Hemingway and I were returning from Newcomb. The Boreas River had flooded and we were obliged to endure the proprietor’s under-developed hospitality. He provided us with some canvas cots in a large cabin cluttered with mice and indescribable odors. We went to bed; but were kept from sleeping until dawn by the inebriated ravings of a neighbor who intermingled complicated insults with snatches of back-woods earthiness. As might be supposed, we attributed this continuoust uproar to the motel owner’s inhospitality.
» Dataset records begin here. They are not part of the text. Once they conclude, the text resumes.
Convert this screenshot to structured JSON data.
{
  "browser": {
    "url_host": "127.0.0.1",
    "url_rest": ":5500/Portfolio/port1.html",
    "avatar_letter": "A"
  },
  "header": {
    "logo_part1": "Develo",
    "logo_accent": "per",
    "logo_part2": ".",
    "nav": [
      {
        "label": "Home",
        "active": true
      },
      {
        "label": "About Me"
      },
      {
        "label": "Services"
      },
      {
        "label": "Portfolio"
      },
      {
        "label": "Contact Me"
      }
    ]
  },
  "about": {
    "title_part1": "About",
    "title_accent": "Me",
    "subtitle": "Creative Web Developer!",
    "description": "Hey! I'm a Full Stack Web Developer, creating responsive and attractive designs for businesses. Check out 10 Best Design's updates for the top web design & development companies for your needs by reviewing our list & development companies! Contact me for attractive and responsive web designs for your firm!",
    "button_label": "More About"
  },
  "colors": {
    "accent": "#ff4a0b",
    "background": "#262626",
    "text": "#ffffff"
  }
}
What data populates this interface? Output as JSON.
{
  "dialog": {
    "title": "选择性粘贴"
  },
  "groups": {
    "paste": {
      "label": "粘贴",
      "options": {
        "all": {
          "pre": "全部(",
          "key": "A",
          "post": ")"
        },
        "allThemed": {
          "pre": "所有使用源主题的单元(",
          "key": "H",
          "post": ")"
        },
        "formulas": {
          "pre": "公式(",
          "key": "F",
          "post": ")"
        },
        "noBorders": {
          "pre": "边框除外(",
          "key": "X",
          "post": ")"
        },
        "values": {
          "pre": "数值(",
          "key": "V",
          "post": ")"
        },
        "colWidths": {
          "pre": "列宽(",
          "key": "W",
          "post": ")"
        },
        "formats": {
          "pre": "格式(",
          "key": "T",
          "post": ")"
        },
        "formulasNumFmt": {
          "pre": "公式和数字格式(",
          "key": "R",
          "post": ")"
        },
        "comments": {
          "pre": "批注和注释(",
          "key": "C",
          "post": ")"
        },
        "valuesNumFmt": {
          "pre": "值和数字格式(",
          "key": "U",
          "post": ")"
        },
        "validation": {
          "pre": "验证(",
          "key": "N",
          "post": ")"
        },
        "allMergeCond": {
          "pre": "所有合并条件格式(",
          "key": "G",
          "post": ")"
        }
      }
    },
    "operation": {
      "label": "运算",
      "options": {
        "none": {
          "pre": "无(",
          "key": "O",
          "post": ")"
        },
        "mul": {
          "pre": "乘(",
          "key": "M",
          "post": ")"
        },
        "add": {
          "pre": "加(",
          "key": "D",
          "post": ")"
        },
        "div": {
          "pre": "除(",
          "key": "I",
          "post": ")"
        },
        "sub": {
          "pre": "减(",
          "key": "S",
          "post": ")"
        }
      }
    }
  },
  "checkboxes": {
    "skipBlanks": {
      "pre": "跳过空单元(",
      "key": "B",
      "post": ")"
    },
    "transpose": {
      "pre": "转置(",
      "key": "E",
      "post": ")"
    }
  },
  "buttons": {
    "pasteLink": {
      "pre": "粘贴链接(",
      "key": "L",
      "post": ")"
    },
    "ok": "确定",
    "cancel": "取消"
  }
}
At daybreak we found the inebriate dead under a tamarack tree. The voice, we had been subject to all night, deceived us; it belonged to a native Abenaki Indian. In his delirium a few .222 rifle shells had fallen from his ammunition bag along with a few pieces of bright metal, the size of a silver dollar but thinner. In vain, Hemingway tried to pick up the metal discs. He was scarcely able to raise them from the ground. He held one in his hand for a few minutes. Its weight was so unendurable that after it was dropped Hemingway said that a feeling of oppressiveness remained. I also remember the exact circle it pressed into his palm. Ernest was amazed that the sensation of this very thin and extremely heavy object could produce the unpleasant feeling of disgust mixed with fear.

One of the local men suggested we throw it into the swollen Boreas River. No one knew anything about the dead Abenaki, except that “he came from the north.” These thin, very heavy discs (made from a metal which is not of this world) were identified by the locals as images of a divinity in certain regions of The Adirondack Mountains.